■ **PROBLEM TO SOLVE**
Figure out how many lines in the records below hold the string "FAIXA". That number alone is the answer.

┌──

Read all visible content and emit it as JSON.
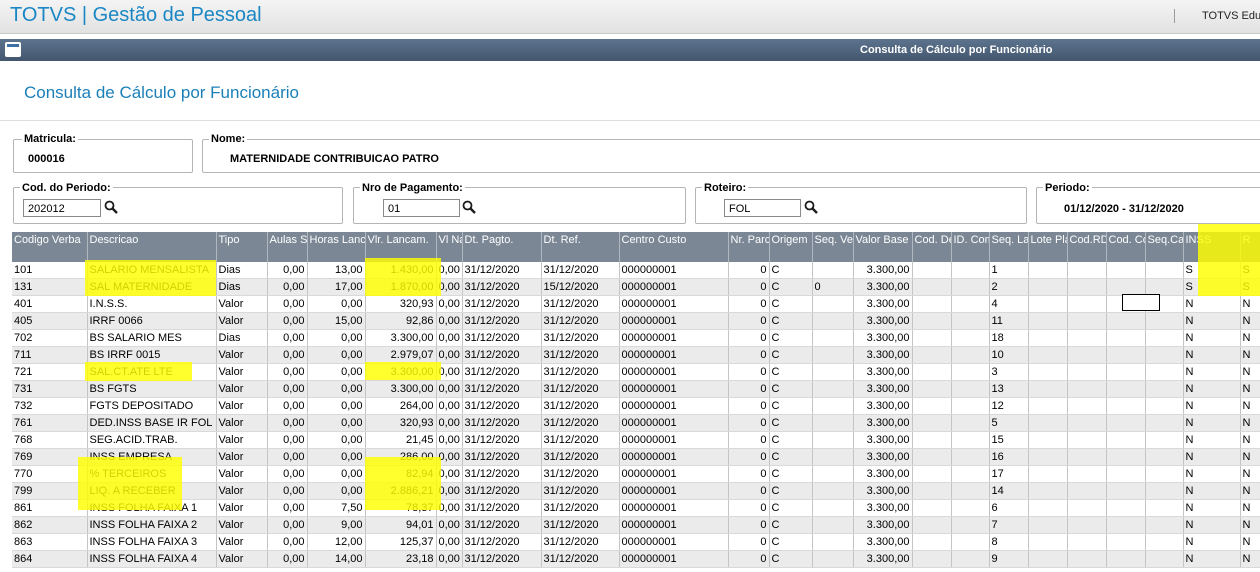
{
  "app": {
    "title": "TOTVS | Gestão de Pessoal",
    "user": "TOTVS Edu"
  },
  "window": {
    "title": "Consulta de Cálculo por Funcionário"
  },
  "page": {
    "title": "Consulta de Cálculo por Funcionário"
  },
  "form": {
    "matricula": {
      "label": "Matricula:",
      "value": "000016"
    },
    "nome": {
      "label": "Nome:",
      "value": "MATERNIDADE CONTRIBUICAO PATRO"
    },
    "periodo_cod": {
      "label": "Cod. do Periodo:",
      "value": "202012"
    },
    "nro_pagamento": {
      "label": "Nro de Pagamento:",
      "value": "01"
    },
    "roteiro": {
      "label": "Roteiro:",
      "value": "FOL"
    },
    "periodo": {
      "label": "Periodo:",
      "value": "01/12/2020 - 31/12/2020"
    }
  },
  "table": {
    "columns": [
      "Codigo Verba",
      "Descricao",
      "Tipo",
      "Aulas S",
      "Horas Lanc",
      "Vlr. Lancam.",
      "Vl Nao A",
      "Dt. Pagto.",
      "Dt. Ref.",
      "Centro Custo",
      "Nr. Parc",
      "Origem",
      "Seq. Ve",
      "Valor Base",
      "Cod. De",
      "ID. Com",
      "Seq. La",
      "Lote Pla",
      "Cod.RD.",
      "Cod. Co",
      "Seq.Cal",
      "INSS",
      "R"
    ],
    "rows": [
      [
        "101",
        "SALARIO MENSALISTA",
        "Dias",
        "0,00",
        "13,00",
        "1.430,00",
        "0,00",
        "31/12/2020",
        "31/12/2020",
        "000000001",
        "0",
        "C",
        "",
        "3.300,00",
        "",
        "",
        "1",
        "",
        "",
        "",
        "",
        "S",
        "S"
      ],
      [
        "131",
        "SAL MATERNIDADE",
        "Dias",
        "0,00",
        "17,00",
        "1.870,00",
        "0,00",
        "31/12/2020",
        "15/12/2020",
        "000000001",
        "0",
        "C",
        "0",
        "3.300,00",
        "",
        "",
        "2",
        "",
        "",
        "",
        "",
        "S",
        "S"
      ],
      [
        "401",
        "I.N.S.S.",
        "Valor",
        "0,00",
        "0,00",
        "320,93",
        "0,00",
        "31/12/2020",
        "31/12/2020",
        "000000001",
        "0",
        "C",
        "",
        "3.300,00",
        "",
        "",
        "4",
        "",
        "",
        "",
        "",
        "N",
        "N"
      ],
      [
        "405",
        "IRRF 0066",
        "Valor",
        "0,00",
        "15,00",
        "92,86",
        "0,00",
        "31/12/2020",
        "31/12/2020",
        "000000001",
        "0",
        "C",
        "",
        "3.300,00",
        "",
        "",
        "11",
        "",
        "",
        "",
        "",
        "N",
        "N"
      ],
      [
        "702",
        "BS SALARIO MES",
        "Dias",
        "0,00",
        "0,00",
        "3.300,00",
        "0,00",
        "31/12/2020",
        "31/12/2020",
        "000000001",
        "0",
        "C",
        "",
        "3.300,00",
        "",
        "",
        "18",
        "",
        "",
        "",
        "",
        "N",
        "N"
      ],
      [
        "711",
        "BS IRRF 0015",
        "Valor",
        "0,00",
        "0,00",
        "2.979,07",
        "0,00",
        "31/12/2020",
        "31/12/2020",
        "000000001",
        "0",
        "C",
        "",
        "3.300,00",
        "",
        "",
        "10",
        "",
        "",
        "",
        "",
        "N",
        "N"
      ],
      [
        "721",
        "SAL.CT.ATE LTE",
        "Valor",
        "0,00",
        "0,00",
        "3.300,00",
        "0,00",
        "31/12/2020",
        "31/12/2020",
        "000000001",
        "0",
        "C",
        "",
        "3.300,00",
        "",
        "",
        "3",
        "",
        "",
        "",
        "",
        "N",
        "N"
      ],
      [
        "731",
        "BS FGTS",
        "Valor",
        "0,00",
        "0,00",
        "3.300,00",
        "0,00",
        "31/12/2020",
        "31/12/2020",
        "000000001",
        "0",
        "C",
        "",
        "3.300,00",
        "",
        "",
        "13",
        "",
        "",
        "",
        "",
        "N",
        "N"
      ],
      [
        "732",
        "FGTS DEPOSITADO",
        "Valor",
        "0,00",
        "0,00",
        "264,00",
        "0,00",
        "31/12/2020",
        "31/12/2020",
        "000000001",
        "0",
        "C",
        "",
        "3.300,00",
        "",
        "",
        "12",
        "",
        "",
        "",
        "",
        "N",
        "N"
      ],
      [
        "761",
        "DED.INSS BASE IR FOL",
        "Valor",
        "0,00",
        "0,00",
        "320,93",
        "0,00",
        "31/12/2020",
        "31/12/2020",
        "000000001",
        "0",
        "C",
        "",
        "3.300,00",
        "",
        "",
        "5",
        "",
        "",
        "",
        "",
        "N",
        "N"
      ],
      [
        "768",
        "SEG.ACID.TRAB.",
        "Valor",
        "0,00",
        "0,00",
        "21,45",
        "0,00",
        "31/12/2020",
        "31/12/2020",
        "000000001",
        "0",
        "C",
        "",
        "3.300,00",
        "",
        "",
        "15",
        "",
        "",
        "",
        "",
        "N",
        "N"
      ],
      [
        "769",
        "INSS EMPRESA",
        "Valor",
        "0,00",
        "0,00",
        "286,00",
        "0,00",
        "31/12/2020",
        "31/12/2020",
        "000000001",
        "0",
        "C",
        "",
        "3.300,00",
        "",
        "",
        "16",
        "",
        "",
        "",
        "",
        "N",
        "N"
      ],
      [
        "770",
        "% TERCEIROS",
        "Valor",
        "0,00",
        "0,00",
        "82,94",
        "0,00",
        "31/12/2020",
        "31/12/2020",
        "000000001",
        "0",
        "C",
        "",
        "3.300,00",
        "",
        "",
        "17",
        "",
        "",
        "",
        "",
        "N",
        "N"
      ],
      [
        "799",
        "LIQ. A RECEBER",
        "Valor",
        "0,00",
        "0,00",
        "2.886,21",
        "0,00",
        "31/12/2020",
        "31/12/2020",
        "000000001",
        "0",
        "C",
        "",
        "3.300,00",
        "",
        "",
        "14",
        "",
        "",
        "",
        "",
        "N",
        "N"
      ],
      [
        "861",
        "INSS FOLHA FAIXA 1",
        "Valor",
        "0,00",
        "7,50",
        "78,37",
        "0,00",
        "31/12/2020",
        "31/12/2020",
        "000000001",
        "0",
        "C",
        "",
        "3.300,00",
        "",
        "",
        "6",
        "",
        "",
        "",
        "",
        "N",
        "N"
      ],
      [
        "862",
        "INSS FOLHA FAIXA 2",
        "Valor",
        "0,00",
        "9,00",
        "94,01",
        "0,00",
        "31/12/2020",
        "31/12/2020",
        "000000001",
        "0",
        "C",
        "",
        "3.300,00",
        "",
        "",
        "7",
        "",
        "",
        "",
        "",
        "N",
        "N"
      ],
      [
        "863",
        "INSS FOLHA FAIXA 3",
        "Valor",
        "0,00",
        "12,00",
        "125,37",
        "0,00",
        "31/12/2020",
        "31/12/2020",
        "000000001",
        "0",
        "C",
        "",
        "3.300,00",
        "",
        "",
        "8",
        "",
        "",
        "",
        "",
        "N",
        "N"
      ],
      [
        "864",
        "INSS FOLHA FAIXA 4",
        "Valor",
        "0,00",
        "14,00",
        "23,18",
        "0,00",
        "31/12/2020",
        "31/12/2020",
        "000000001",
        "0",
        "C",
        "",
        "3.300,00",
        "",
        "",
        "9",
        "",
        "",
        "",
        "",
        "N",
        "N"
      ]
    ]
  },
  "icons": {
    "search": "magnifier-icon",
    "window": "window-icon"
  },
  "colors": {
    "brand": "#1a87c4",
    "header": "#7b8795",
    "highlight": "#ffff00",
    "winbar": "#4d6077"
  }
}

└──

■ **WRITTEN SOLUTION**
4